> Activity:
The listing is to be duplicated in full, exactly as written.

> Materials provided:
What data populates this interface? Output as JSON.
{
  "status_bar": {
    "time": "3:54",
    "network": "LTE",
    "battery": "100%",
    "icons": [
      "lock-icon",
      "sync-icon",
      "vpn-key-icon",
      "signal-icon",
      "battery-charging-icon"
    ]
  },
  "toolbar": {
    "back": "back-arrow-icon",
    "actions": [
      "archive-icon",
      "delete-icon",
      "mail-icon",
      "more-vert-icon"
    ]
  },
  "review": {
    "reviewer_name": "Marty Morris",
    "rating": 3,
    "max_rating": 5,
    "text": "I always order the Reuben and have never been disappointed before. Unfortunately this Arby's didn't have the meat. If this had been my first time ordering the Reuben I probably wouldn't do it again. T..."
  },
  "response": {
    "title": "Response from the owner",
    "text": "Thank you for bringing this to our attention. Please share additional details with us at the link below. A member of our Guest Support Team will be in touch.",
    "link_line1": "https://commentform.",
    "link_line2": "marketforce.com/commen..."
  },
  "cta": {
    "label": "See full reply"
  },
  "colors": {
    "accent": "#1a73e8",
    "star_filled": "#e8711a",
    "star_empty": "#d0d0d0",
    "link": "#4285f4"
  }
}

> Task output:
What data populates this interface? Output as JSON.
{
  "status_bar": {
    "time": "3:54",
    "network": "LTE",
    "battery": "100%",
    "icons": [
      "lock-icon",
      "sync-icon",
      "vpn-key-icon",
      "signal-icon",
      "battery-charging-icon"
    ]
  },
  "toolbar": {
    "back": "back-arrow-icon",
    "actions": [
      "archive-icon",
      "delete-icon",
      "mail-icon",
      "more-vert-icon"
    ]
  },
  "review": {
    "reviewer_name": "Marty Morris",
    "rating": 3,
    "max_rating": 5,
    "text": "I always order the Reuben and have never been disappointed before. Unfortunately this Arby's didn't have the meat. If this had been my first time ordering the Reuben I probably wouldn't do it again. T..."
  },
  "response": {
    "title": "Response from the owner",
    "text": "Thank you for bringing this to our attention. Please share additional details with us at the link below. A member of our Guest Support Team will be in touch.",
    "link_line1": "https://commentform.",
    "link_line2": "marketforce.com/commen..."
  },
  "cta": {
    "label": "See full reply"
  },
  "colors": {
    "accent": "#1a73e8",
    "star_filled": "#e8711a",
    "star_empty": "#d0d0d0",
    "link": "#4285f4"
  }
}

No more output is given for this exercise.